That was impressive indeed. Of course, later in the game Samuel was all lined up for a tackle and then just moved out of the way. I don't mean got juked or missed or anything like that. He was there, primed and in position to make a tackle, but then just decided, "Fuck it, it's preseason, I'm not even going to try." I shit you not. Frankly, I'm OK with it in the preseason. In the regular season, not so much. Either way, that was more like the Asante we all know and love/hate.

For the most part, the defense looked good again, but then again, the Chiefs suck. I was thoroughly impressed with Travard Lindley and Dimitri Patterson at corner, and apparently, I'm not the only one. Maybe there's more depth in the secondary than we all thought. Too bad there isn't much on the offensive line.

Of course, the biggest highlight of all on Friday night was Jimmy getting his Matrix-slide on.

As you all know, that came to be after Brad Lidge unbelievably balked in the tying run in the 9th, blowing the save and costing Roy Oswalt a win, which is really a shame. Oswalt was phenomenal again, tossing 8 innings of 5-hit, one-run ball, striking out 6 Padres and walking none. The man has been tremendous.

A lot of people have questioned Charlie Manuel's decision to lift Oswalt for a pinch-hitter in the 9th, thus not allowing Roy to complete his own game. I respectfully disagree with anyone who had a problem with this because it was still just a 2-1 game at the time. The Phillies needed to try to get some insurance runs. It didn't work out that way, and Brad Lidge wound up blowing the save, but I think it was the right move.

The decision I feel deserves more ire is Manuel's decision to intentionally walk Adrian Gonzalez in the bottom of the 9th, putting the go-ahead run on base. I know Gonzalez is the one real lone threat in San Diego's lineup, but honestly, I just don't agree with putting the tying run on base. Not in that ballpark, a place that is so hard to hit home runs in. And not with Brad Lidge on the mound, a guy who seems to get more ragged and unfocused with more runners on base.

That move put two runners on with two out, and Lidge began to unravel. He got ahead of Ryan Ludwick 0-2, then hit him with the third pitch to load the bases. And then the balk ensued, one of the strangest things I've ever seen. Can someone explain to the world why Brad Lidge just decided to stop his motion? Just lob one outside if you lost the grip or don't like the pitch. Don't balk. Damn.

The good news is, even with that horrible blown save and questionable decisions, the Phillies won, with Ryan Madson and Chad Durbin pitching wonderfully in the 10th, 11th and 12th.
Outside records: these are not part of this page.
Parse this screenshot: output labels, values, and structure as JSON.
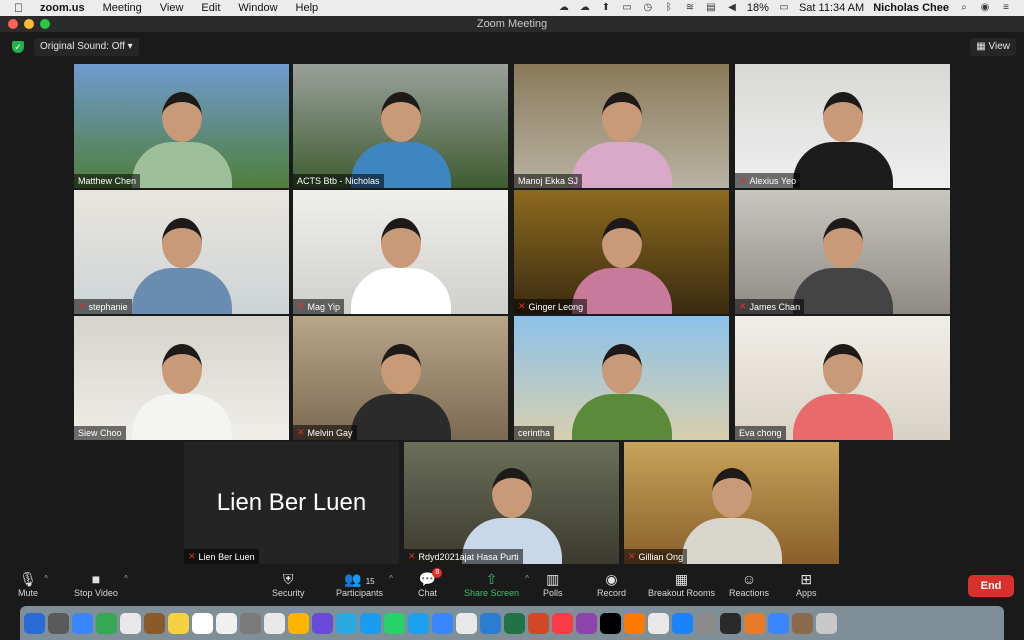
{
  "menubar": {
    "app": "zoom.us",
    "items": [
      "Meeting",
      "View",
      "Edit",
      "Window",
      "Help"
    ],
    "battery": "18%",
    "clock": "Sat 11:34 AM",
    "user": "Nicholas Chee"
  },
  "window": {
    "title": "Zoom Meeting"
  },
  "topbar": {
    "original_sound": "Original Sound: Off",
    "view_label": "View"
  },
  "participants": [
    {
      "name": "Matthew Chen",
      "muted": false,
      "bg": "#6f9bd0",
      "bg2": "#4f7e3a",
      "shirt": "#9dbf9a"
    },
    {
      "name": "ACTS Btb - Nicholas",
      "muted": false,
      "bg": "#9aa09a",
      "bg2": "#3f5c30",
      "shirt": "#3d86c2"
    },
    {
      "name": "Manoj Ekka SJ",
      "muted": false,
      "bg": "#8a7a5a",
      "bg2": "#b9b3a2",
      "shirt": "#d9a9c9"
    },
    {
      "name": "Alexius Yeo",
      "muted": true,
      "bg": "#d8d8d6",
      "bg2": "#efefef",
      "shirt": "#1c1c1c"
    },
    {
      "name": "stephanie",
      "muted": true,
      "bg": "#e9e5de",
      "bg2": "#cdd4d6",
      "shirt": "#6a8cb0"
    },
    {
      "name": "Mag Yip",
      "muted": true,
      "bg": "#efefec",
      "bg2": "#d0cfcc",
      "shirt": "#ffffff"
    },
    {
      "name": "Ginger Leong",
      "muted": true,
      "bg": "#8c6a1f",
      "bg2": "#3a2b10",
      "shirt": "#c87a9a"
    },
    {
      "name": "James Chan",
      "muted": true,
      "bg": "#c9c6bf",
      "bg2": "#8f8b84",
      "shirt": "#444444"
    },
    {
      "name": "Siew Choo",
      "muted": false,
      "bg": "#d6d3cb",
      "bg2": "#f0eee9",
      "shirt": "#f4f4f2"
    },
    {
      "name": "Melvin Gay",
      "muted": true,
      "bg": "#b8a58a",
      "bg2": "#7b6a52",
      "shirt": "#2b2b2b"
    },
    {
      "name": "cerintha",
      "muted": false,
      "bg": "#8cc2ea",
      "bg2": "#d8cfae",
      "shirt": "#5a8a3a"
    },
    {
      "name": "Eva chong",
      "muted": false,
      "bg": "#f1eee8",
      "bg2": "#d8d2c5",
      "shirt": "#e86a6a"
    },
    {
      "name": "Lien Ber Luen",
      "muted": true,
      "video_off": true
    },
    {
      "name": "Rdyd2021ajat Hasa Purti",
      "muted": true,
      "bg": "#6a6f5a",
      "bg2": "#3c3a2e",
      "shirt": "#c9d8e8"
    },
    {
      "name": "Gillian Ong",
      "muted": true,
      "bg": "#c7a35a",
      "bg2": "#8a5f2a",
      "shirt": "#d9d6ce"
    }
  ],
  "toolbar": {
    "mute": "Mute",
    "stop_video": "Stop Video",
    "security": "Security",
    "participants": "Participants",
    "participants_count": "15",
    "chat": "Chat",
    "chat_badge": "8",
    "share_screen": "Share Screen",
    "polls": "Polls",
    "record": "Record",
    "breakout_rooms": "Breakout Rooms",
    "reactions": "Reactions",
    "apps": "Apps",
    "end": "End"
  },
  "dock": {
    "app_colors": [
      "#2a6bd8",
      "#5a5a5a",
      "#3a86ff",
      "#34a853",
      "#e8e8e8",
      "#8a5a2a",
      "#f5d142",
      "#ffffff",
      "#f0f0f0",
      "#7a7a7a",
      "#e8e8e8",
      "#ffb400",
      "#6a4ad8",
      "#2aa9e0",
      "#1a9df0",
      "#25d366",
      "#1ea0f0",
      "#3a86ff",
      "#e8e8e8",
      "#2b7cd3",
      "#217346",
      "#d24726",
      "#fc3c44",
      "#8e44ad",
      "#000000",
      "#ff7a00",
      "#e8e8e8",
      "#1a82fb",
      "#8a8a8a",
      "#2a2a2a",
      "#e87a2a",
      "#3a86ff",
      "#8a6a4a",
      "#c8c8c8"
    ]
  }
}
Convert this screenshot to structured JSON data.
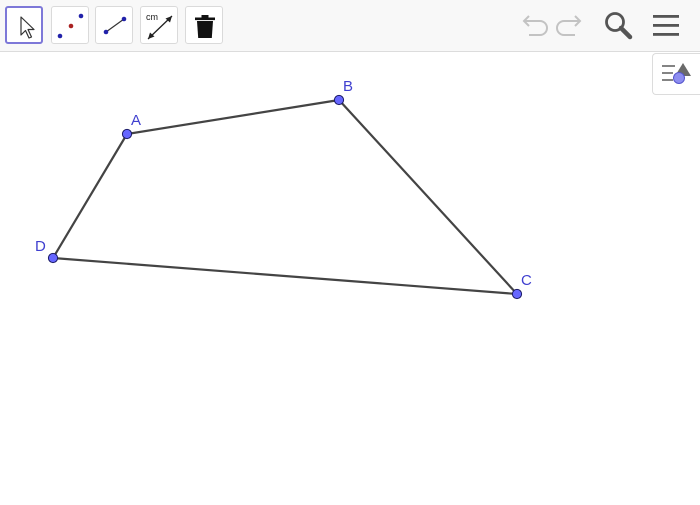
{
  "toolbar": {
    "tools": [
      {
        "name": "move-tool",
        "icon": "arrow-cursor-icon"
      },
      {
        "name": "point-tool",
        "icon": "points-icon"
      },
      {
        "name": "segment-tool",
        "icon": "segment-icon"
      },
      {
        "name": "distance-tool",
        "icon": "distance-icon",
        "icon_text": "cm"
      },
      {
        "name": "delete-tool",
        "icon": "trash-icon"
      }
    ],
    "right": [
      "undo-icon",
      "redo-icon",
      "search-icon",
      "menu-icon"
    ]
  },
  "graphics": {
    "points": [
      {
        "label": "A"
      },
      {
        "label": "B"
      },
      {
        "label": "C"
      },
      {
        "label": "D"
      }
    ]
  },
  "colors": {
    "point_fill": "#6666ff",
    "label": "#3f3fcf",
    "segment": "#444444",
    "selected_border": "#7d78d8"
  }
}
And on Saturday, Lidge redeemed himself with a perfect 9th inning, picking up the save behind another excellent outing by Joe Blanton. Blanton surrendered just one run and six hits in 6 innings of work, and he even got through the first with no runs. He's starting to finally come around too, adding even more depth behind Halladay, Oswalt and Hamels. Shane Victorino's two-RBI day earned him offensive player of the game honors, seeing as he had two of the three hits the Phillies got in the entire game.
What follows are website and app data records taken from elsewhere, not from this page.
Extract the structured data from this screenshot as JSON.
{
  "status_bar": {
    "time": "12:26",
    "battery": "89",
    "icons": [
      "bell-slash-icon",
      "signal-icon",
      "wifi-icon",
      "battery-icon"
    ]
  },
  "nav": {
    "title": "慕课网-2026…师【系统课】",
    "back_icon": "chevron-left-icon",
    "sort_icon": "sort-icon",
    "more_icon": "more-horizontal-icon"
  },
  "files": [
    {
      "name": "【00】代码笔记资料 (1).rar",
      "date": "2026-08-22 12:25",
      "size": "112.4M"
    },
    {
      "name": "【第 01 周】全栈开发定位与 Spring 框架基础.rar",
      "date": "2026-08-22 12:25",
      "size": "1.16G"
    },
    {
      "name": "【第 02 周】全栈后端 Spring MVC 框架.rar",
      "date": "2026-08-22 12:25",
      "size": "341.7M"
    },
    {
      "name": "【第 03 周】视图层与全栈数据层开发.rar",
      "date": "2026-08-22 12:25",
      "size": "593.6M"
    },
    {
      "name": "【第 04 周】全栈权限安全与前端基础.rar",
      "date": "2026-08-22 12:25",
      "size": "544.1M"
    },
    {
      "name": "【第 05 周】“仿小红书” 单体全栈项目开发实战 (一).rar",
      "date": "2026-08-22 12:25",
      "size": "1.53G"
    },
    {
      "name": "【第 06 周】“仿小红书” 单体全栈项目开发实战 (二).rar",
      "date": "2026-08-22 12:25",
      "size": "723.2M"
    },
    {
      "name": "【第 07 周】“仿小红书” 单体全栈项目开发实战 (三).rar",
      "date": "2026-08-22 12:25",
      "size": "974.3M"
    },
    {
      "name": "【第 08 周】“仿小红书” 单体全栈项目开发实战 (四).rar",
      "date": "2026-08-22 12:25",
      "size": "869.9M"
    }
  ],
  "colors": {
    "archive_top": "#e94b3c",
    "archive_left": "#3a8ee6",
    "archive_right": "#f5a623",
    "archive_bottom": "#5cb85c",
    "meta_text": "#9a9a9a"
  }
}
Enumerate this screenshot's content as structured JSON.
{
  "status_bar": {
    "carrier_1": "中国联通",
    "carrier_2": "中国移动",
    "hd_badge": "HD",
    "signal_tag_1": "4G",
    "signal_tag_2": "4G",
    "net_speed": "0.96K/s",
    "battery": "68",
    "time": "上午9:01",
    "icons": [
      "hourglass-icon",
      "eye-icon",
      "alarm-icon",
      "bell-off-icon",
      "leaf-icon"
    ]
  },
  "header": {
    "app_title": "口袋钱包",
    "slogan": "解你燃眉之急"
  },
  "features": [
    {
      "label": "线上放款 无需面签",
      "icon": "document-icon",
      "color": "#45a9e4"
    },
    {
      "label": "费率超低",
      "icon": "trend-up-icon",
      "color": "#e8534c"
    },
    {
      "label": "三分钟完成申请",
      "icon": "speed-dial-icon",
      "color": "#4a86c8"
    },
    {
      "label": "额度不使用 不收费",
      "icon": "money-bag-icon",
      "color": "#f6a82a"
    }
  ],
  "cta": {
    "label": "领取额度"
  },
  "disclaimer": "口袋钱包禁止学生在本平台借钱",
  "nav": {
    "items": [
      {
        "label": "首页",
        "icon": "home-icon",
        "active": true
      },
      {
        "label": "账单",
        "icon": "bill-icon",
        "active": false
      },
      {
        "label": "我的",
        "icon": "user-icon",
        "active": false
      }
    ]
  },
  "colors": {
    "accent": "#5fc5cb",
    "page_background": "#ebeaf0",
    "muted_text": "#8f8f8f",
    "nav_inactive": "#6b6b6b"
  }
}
The offense hasn't exactly shown back up, but the Phils went ahead and completed the sweep yesterday by exploding for 5 runs — on just 5 hits and thanks to 4 San Diego errors, but hey, still, 5 runs! Cole continued his rejuvenated season, dominating the Padres for 8 innings of shutout ball, striking out 6 while giving up just four hits. Hamels certainly looks like an ace once again.

Meanwhile, Mike Sweeney hit his first home run as a Phillie, giving Ryan Howard and his strikeouts a day off, and hugged everyone in sight.

To wrap up last week, the Phils completely embarrassed themselves at home in getting swept by the Houston Astros. One weekend series later, they turn it around by sweeping the team with the best record in the National League in their own park, pulling back to within two games of Atlanta and retaking the Wild Card lead from San Francisco, up a game and a half. Talk about a reversal of fortunes.

Tonight the Phils get started late, taking on the Dodgers at Chavez Ravine at 10:10 p.m. minus Manny.

Even more importantly for Philadelphia, Jonathan Broxton and his haunted self are still in Los Angeles.

Halladay vs. Kuroda tonight. I like the Phillies' chances.

BallHype: hype it up!

No comments:

Post a Comment